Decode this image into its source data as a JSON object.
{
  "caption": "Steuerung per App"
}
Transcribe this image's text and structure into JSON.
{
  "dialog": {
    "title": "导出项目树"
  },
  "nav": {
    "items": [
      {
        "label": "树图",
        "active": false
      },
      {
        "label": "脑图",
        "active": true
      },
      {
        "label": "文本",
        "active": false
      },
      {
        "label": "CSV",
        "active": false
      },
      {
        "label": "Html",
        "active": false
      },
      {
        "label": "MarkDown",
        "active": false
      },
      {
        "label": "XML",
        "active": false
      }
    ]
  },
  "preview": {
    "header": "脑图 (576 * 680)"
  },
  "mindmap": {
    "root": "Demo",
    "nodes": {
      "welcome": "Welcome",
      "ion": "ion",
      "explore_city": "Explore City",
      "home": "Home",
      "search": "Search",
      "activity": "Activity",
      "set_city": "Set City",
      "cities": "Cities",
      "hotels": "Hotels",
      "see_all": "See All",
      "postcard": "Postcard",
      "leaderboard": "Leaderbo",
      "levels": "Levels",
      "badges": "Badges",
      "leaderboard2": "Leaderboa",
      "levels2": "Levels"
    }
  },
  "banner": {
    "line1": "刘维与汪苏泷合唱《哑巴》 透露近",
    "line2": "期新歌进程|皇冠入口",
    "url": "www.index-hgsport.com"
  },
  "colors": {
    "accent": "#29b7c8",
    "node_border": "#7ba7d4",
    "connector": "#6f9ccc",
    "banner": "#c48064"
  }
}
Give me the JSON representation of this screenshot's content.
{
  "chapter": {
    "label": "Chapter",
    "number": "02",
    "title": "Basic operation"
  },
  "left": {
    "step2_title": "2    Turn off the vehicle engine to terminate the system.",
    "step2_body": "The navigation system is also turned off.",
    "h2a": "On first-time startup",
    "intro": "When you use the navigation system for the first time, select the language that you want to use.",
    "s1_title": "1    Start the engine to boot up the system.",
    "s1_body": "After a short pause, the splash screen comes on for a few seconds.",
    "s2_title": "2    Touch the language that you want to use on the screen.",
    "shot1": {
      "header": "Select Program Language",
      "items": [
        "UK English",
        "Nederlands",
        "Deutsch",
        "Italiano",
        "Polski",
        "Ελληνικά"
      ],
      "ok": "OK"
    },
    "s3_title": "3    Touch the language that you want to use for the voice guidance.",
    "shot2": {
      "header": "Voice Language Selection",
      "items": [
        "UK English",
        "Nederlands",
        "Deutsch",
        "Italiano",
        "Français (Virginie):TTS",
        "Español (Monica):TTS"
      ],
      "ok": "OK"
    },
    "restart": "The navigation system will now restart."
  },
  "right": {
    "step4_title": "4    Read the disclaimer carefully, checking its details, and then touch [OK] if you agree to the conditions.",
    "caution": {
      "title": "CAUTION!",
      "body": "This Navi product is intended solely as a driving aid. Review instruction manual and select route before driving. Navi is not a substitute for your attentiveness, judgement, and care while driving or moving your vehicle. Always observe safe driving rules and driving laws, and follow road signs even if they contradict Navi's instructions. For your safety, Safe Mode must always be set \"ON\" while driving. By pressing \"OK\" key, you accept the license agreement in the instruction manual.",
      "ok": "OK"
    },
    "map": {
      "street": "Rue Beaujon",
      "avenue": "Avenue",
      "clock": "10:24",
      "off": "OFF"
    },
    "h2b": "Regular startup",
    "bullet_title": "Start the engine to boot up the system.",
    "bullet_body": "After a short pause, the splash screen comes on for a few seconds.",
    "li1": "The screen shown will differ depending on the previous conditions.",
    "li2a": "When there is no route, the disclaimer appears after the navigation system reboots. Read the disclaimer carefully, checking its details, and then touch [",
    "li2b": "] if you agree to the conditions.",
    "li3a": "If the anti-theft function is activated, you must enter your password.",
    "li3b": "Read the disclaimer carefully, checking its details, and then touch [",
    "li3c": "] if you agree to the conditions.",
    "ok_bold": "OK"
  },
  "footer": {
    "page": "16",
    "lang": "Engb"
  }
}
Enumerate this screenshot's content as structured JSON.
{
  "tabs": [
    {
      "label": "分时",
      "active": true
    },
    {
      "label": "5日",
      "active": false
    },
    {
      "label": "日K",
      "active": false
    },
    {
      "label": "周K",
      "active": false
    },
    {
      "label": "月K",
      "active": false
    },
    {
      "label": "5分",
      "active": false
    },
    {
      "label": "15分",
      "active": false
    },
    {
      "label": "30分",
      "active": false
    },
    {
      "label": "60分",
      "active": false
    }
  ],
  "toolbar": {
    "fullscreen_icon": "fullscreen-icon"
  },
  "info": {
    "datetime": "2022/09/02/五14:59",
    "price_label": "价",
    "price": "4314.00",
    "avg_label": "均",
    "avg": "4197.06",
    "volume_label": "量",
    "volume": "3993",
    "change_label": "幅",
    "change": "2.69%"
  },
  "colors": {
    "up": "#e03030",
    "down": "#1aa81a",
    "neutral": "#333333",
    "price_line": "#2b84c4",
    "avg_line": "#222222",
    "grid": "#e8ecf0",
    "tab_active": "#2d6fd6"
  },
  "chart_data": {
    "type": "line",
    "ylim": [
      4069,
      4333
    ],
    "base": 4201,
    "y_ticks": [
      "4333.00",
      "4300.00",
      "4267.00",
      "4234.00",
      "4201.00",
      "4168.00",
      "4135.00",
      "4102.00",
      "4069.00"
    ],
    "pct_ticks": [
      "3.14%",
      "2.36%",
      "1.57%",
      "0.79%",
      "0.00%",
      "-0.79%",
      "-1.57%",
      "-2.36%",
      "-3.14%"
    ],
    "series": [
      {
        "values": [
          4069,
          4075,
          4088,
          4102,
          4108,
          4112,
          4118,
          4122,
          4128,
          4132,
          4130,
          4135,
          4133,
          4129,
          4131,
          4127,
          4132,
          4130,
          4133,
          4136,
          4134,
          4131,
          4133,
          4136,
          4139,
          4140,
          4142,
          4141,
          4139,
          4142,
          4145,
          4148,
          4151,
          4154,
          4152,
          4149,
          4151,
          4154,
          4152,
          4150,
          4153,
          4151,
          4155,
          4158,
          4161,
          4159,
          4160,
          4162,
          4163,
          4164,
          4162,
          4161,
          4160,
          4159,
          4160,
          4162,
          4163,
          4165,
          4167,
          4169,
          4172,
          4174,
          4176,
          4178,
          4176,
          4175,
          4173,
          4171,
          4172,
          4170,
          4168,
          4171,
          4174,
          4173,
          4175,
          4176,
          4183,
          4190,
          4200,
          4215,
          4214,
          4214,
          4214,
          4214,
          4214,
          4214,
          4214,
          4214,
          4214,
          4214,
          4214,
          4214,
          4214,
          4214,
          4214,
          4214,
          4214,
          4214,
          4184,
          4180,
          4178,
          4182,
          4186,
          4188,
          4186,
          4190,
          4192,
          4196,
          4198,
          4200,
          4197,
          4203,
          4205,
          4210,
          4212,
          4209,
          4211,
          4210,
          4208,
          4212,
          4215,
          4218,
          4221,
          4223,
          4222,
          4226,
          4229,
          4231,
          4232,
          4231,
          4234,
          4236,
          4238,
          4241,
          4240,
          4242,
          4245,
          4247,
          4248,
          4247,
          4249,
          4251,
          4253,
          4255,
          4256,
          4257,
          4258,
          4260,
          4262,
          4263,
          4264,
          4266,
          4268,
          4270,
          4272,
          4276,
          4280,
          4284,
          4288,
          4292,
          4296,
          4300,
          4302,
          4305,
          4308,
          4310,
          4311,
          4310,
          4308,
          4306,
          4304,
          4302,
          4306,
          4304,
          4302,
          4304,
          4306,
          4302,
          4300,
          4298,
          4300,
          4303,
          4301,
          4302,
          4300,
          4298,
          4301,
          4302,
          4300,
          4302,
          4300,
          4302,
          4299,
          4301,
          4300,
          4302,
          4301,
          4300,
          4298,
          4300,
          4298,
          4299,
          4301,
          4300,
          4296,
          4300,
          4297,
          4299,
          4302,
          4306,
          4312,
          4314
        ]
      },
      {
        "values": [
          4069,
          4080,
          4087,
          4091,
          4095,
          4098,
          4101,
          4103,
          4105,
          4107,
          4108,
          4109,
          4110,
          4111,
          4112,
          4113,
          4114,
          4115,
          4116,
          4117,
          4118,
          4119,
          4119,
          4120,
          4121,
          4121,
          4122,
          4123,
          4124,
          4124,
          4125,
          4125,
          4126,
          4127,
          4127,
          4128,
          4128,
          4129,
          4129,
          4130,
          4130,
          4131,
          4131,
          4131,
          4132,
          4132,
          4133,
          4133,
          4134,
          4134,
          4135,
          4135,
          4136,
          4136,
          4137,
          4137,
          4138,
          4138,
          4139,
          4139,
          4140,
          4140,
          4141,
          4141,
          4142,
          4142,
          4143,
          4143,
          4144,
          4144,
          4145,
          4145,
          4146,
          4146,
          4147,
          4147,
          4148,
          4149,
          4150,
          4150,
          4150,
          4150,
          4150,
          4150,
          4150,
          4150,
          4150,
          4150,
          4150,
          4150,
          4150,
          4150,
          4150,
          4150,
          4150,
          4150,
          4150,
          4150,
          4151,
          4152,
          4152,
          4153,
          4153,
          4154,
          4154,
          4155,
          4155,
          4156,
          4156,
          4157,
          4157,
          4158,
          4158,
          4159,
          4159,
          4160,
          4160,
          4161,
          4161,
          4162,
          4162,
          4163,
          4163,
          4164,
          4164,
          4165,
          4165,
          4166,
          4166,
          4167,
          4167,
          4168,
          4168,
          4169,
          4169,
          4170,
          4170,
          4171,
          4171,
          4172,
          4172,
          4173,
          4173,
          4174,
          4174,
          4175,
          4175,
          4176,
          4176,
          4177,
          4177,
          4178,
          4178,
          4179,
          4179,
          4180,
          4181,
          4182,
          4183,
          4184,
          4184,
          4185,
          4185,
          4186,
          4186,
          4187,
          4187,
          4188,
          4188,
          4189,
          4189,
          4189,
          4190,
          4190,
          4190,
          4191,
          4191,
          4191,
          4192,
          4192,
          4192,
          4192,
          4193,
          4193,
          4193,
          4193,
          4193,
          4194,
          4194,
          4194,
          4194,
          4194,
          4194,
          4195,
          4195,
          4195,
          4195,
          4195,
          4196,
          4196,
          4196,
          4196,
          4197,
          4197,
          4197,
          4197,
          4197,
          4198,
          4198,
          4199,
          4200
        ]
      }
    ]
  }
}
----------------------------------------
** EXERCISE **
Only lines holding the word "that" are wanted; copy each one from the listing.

** TASK OUTPUT **
    "intro": "When you use the navigation system for the first time, select the language that you want to use.",
    "s2_title": "2    Touch the language that you want to use on the screen.",
    "s3_title": "3    Touch the language that you want to use for the voice guidance.",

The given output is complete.